Here are a few examples of the types of videos they are watching:

How to…

  • Code something

  • Advance in a video game / computer game

  • Apply makeup (for myself or others)

  • Style or make clothing

  • Learn a musical instrument

  • Cook something extravagant

  • Improve photography or digital editing skills

  • Craft (e.g., how to make a pom pom rug or how to make slime)

  • Solve math problems

  • Build a business (usually focused on some sort of passive income)

  • Write a great college essay

  • Deal with a bully

  • Get involved in activism, like stopping gun violence in schools

YouTube videos are the primary source for learning, though some topics (activism especially) might actually require a search. Notice that learning something new is not necessarily tied to what kids are doing in school—it is anything they believe will help them accomplish a goal in their life, hobbies, or future career, or anything else.

It is clear that this is a generation that loves and values learning. On average, they watch YouTube videos 3 hours a day. Wow.

This generation assumes that whatever they need to learn, there will be a YouTube video up and waiting, an omnipresent education in their back pocket.

Interactive lessons often are watched in the moment they are needed, in the context while someone is focusing on improving a skill. For example, Generation Z who like to bake may pull up a video on cake decorating techniques once they are already in the kitchen with the cake made and tools in hand, many who have already started the task and realized they didn’t know what they were doing. In past generations, people would watch a cooking show or read a cookbook first, then later apply the recipe. This generation is pausing videos, doing things, and playing them again, going back and re-watching and re-trying. They are constantly learning, trying, doing.

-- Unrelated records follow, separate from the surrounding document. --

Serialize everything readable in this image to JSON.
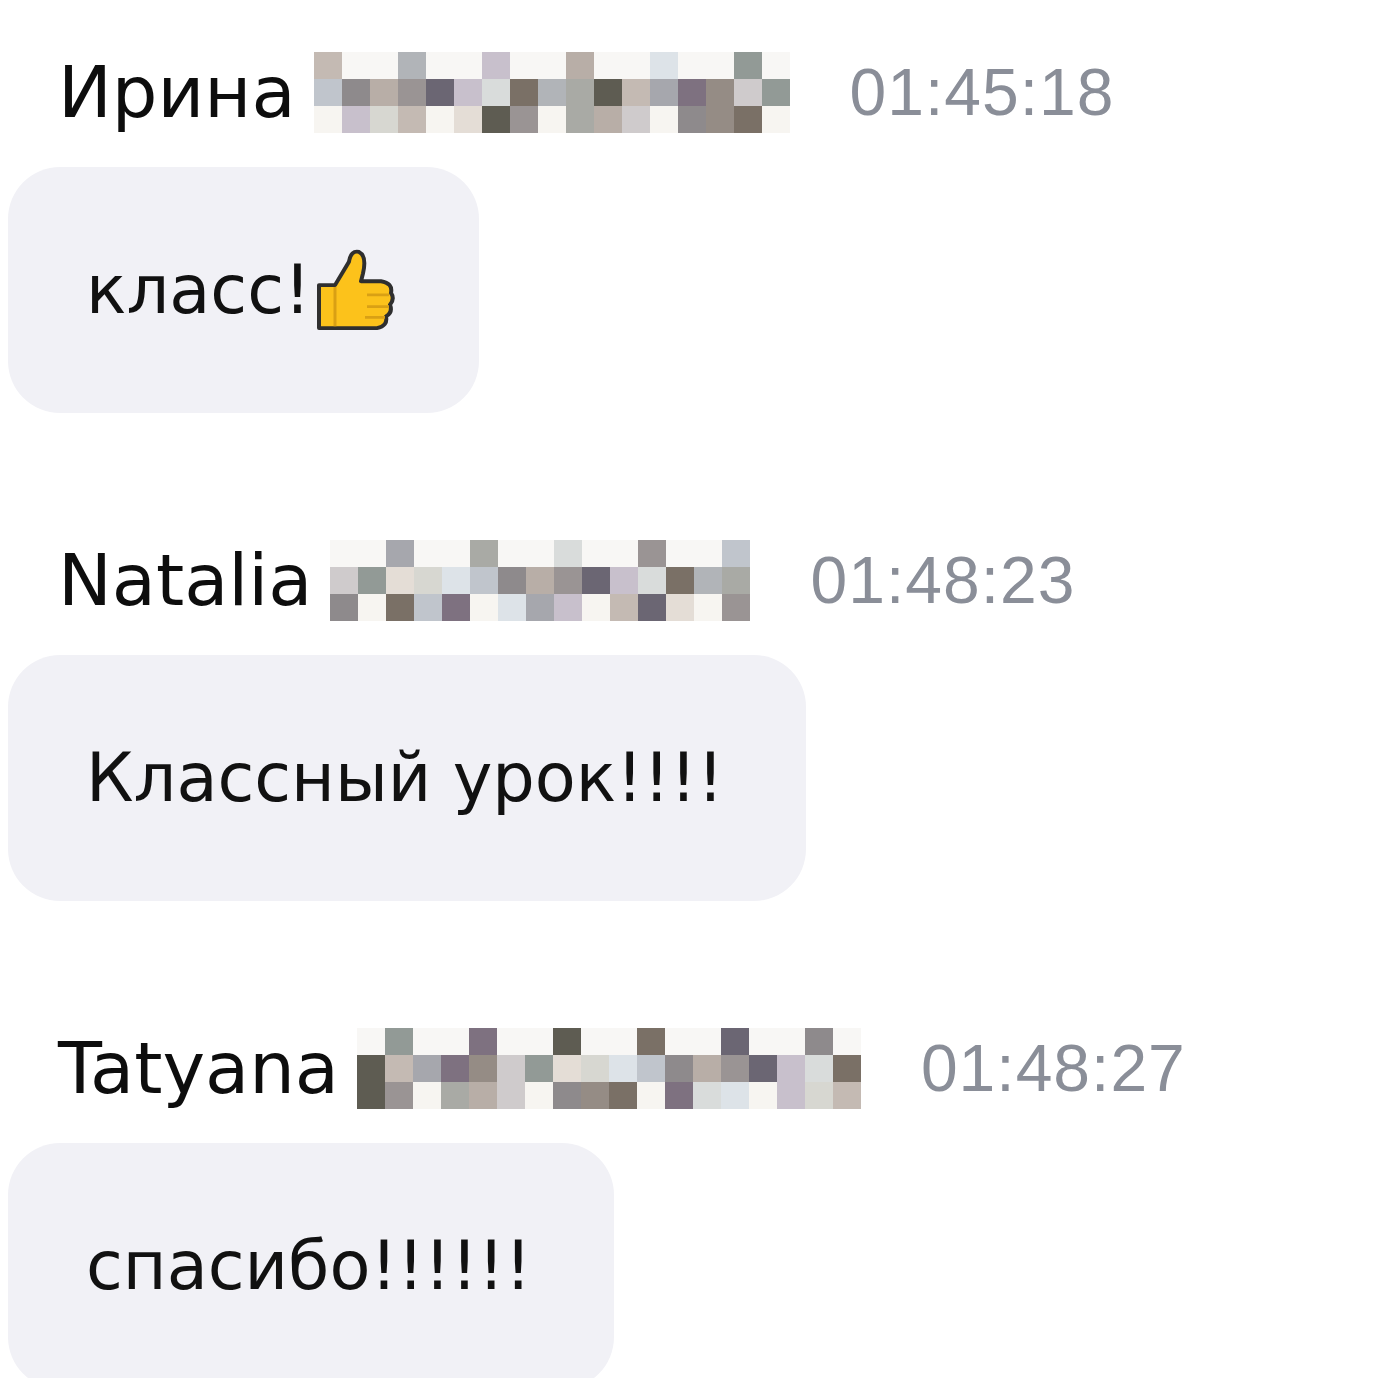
{
  "messages": [
    {
      "author": "Ирина",
      "surname_hidden": true,
      "time": "01:45:18",
      "text": "класс!",
      "emoji": true
    },
    {
      "author": "Natalia",
      "surname_hidden": true,
      "time": "01:48:23",
      "text": "Классный урок!!!!",
      "emoji": false
    },
    {
      "author": "Tatyana",
      "surname_hidden": true,
      "time": "01:48:27",
      "text": "спасибо!!!!!!",
      "emoji": false
    }
  ]
}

The moral of this story, for you my marketer friend, is that for Generation Z especially, it is hard to capture attention. But once you do, good golly lights and sirens! These kids are amazing. Unlike constantly-distracted Millennials, Generation Z can tune everything else out in order to focus and learn—and they will be excited to do so!

So find a way to grab their attention and get them interested. Once you do, do not share everything on every platform. You will literally be able to manufacture delight each time something fresh and new is discovered, so scatter tidbits from place to place in order to make the scavenger hunt real. This keeps them focusing, keeps them going down the rabbit hole, keeps them interested in you and your brand.

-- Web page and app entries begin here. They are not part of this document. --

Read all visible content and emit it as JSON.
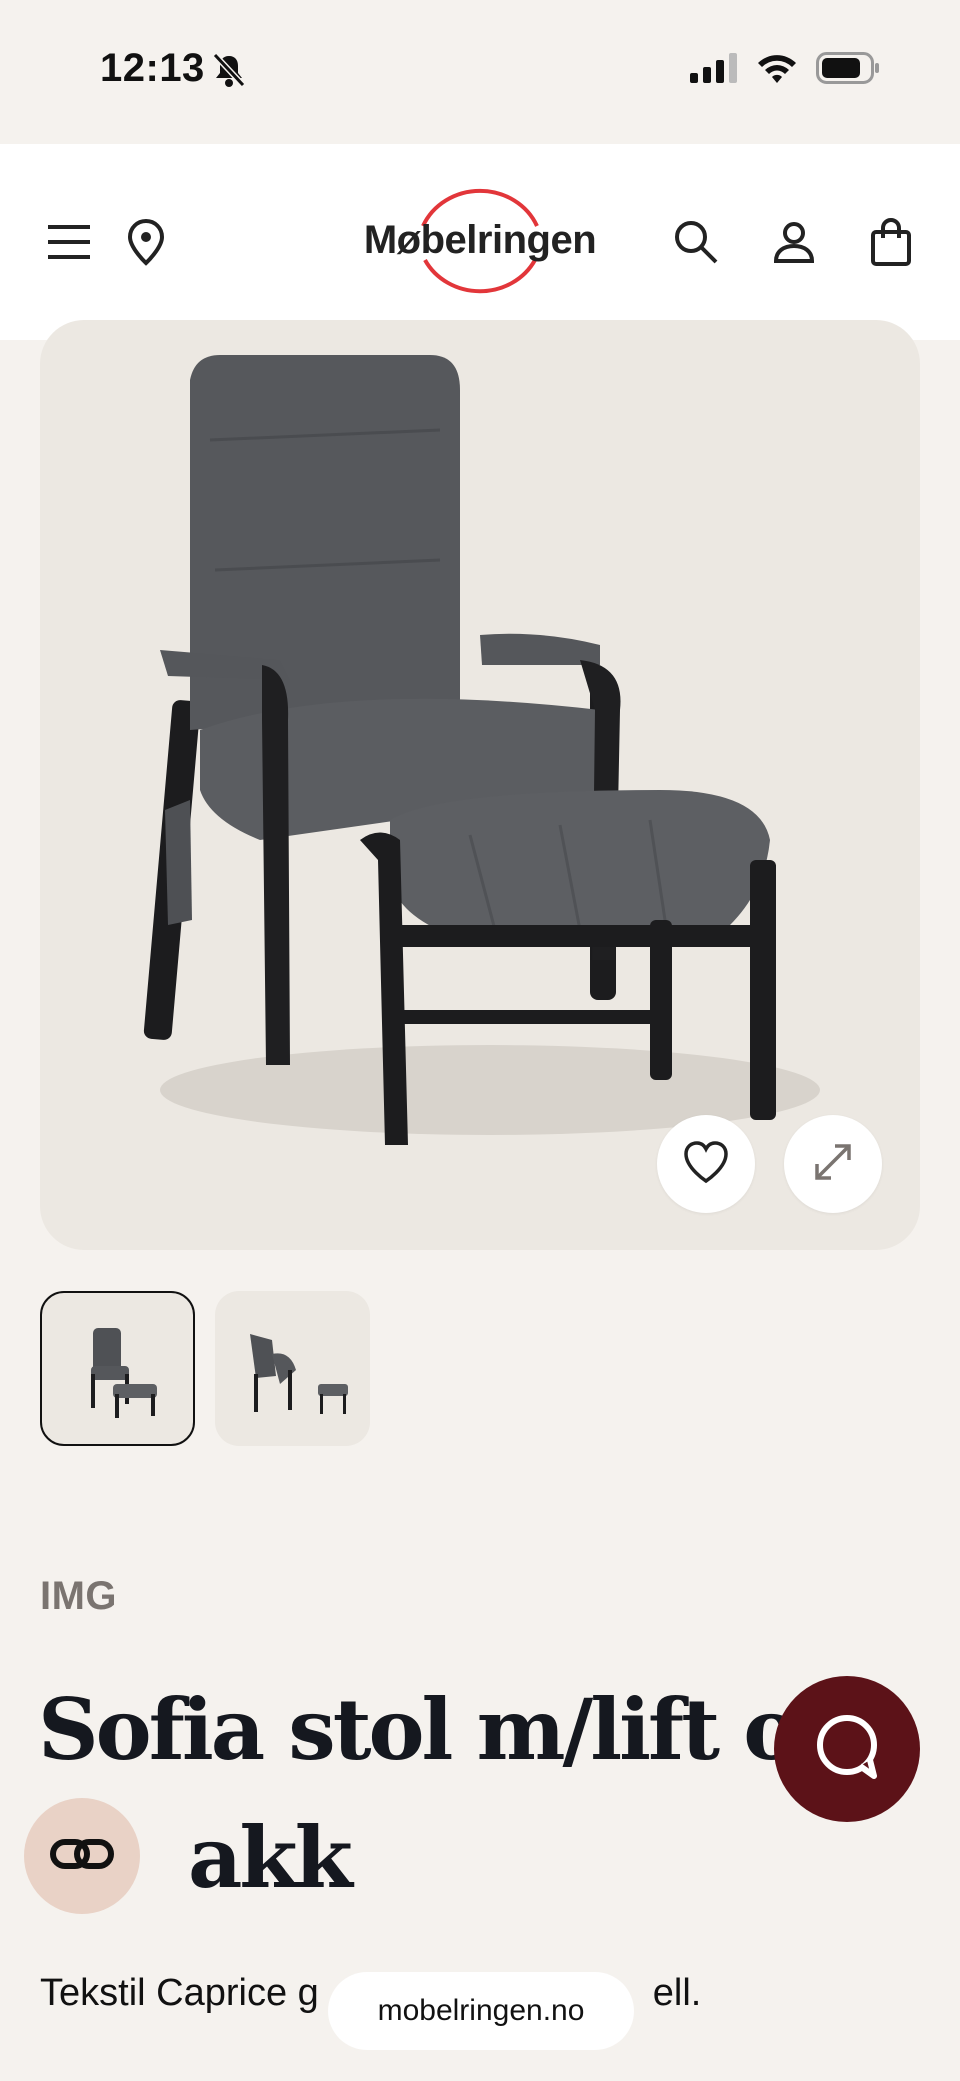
{
  "status_bar": {
    "time": "12:13"
  },
  "header": {
    "logo_text": "Møbelringen",
    "logo_color": "#e2363a"
  },
  "product": {
    "brand": "IMG",
    "title_line1": "Sofia stol m/lift og",
    "title_line2": "akk",
    "subtitle": "Tekstil Caprice g",
    "subtitle_tail": "ell."
  },
  "browser": {
    "url": "mobelringen.no"
  },
  "colors": {
    "chat_fab": "#5c1218",
    "bubble_fab": "#e9d2c6",
    "background": "#f5f2ee"
  },
  "icons": [
    "bell-slash-icon",
    "signal-icon",
    "wifi-icon",
    "battery-icon",
    "menu-icon",
    "location-pin-icon",
    "search-icon",
    "user-icon",
    "shopping-bag-icon",
    "heart-icon",
    "expand-icon",
    "chat-icon",
    "link-icon"
  ]
}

So what does this mean to you, my fine marketer?

  1. Want engagement? Focus first on attention: It is incredibly difficult to consistently capture attention of a Generation Z audience. If you can get past this and spark their attention, you will be rewarded handsomely, with hours and hours of incredibly focused, stalker-style engagement.

  2. Generation Z scrolls so, so fast: Just because they scrolled by your ad doesn’t mean they did not see it. This generation scrolls so much faster than Millennials and older generations that Facebook and Instagram now measure relative scroll speeds to measure attention (as they should). Don’t be concerned if your ads are getting less minutes of view time with this generation: it does not mean their attention is less; it just means they may scroll faster.

  3. Piggyback off an existing interest: To increase the chance of being noticed in a noisy world, tap into what your audience is already interested in. Get to know your customers and develop personas that clearly outline related interests.

  4. Quality content wins every time: Quality content is still the name of the game for Generation Z. Even better: it does not have to be fresh content. They are just as interested in evergreen articles, especially related to skill-based learning, as long as they are still relevant.

  5. Email is not dead: Social media has an opportunity for better, bigger engagement than email. While an email will never go “viral”, it is an effective communication strategy because it is routinely used by Generation Z. It should be combined as a part of an integrated marketing strategy for a consistent base of awareness and (if relevant) e-commerce.

If you enjoyed this lesson, please show your support by buying the book!

If you’re interested in talking about a research project of your own, we should meet!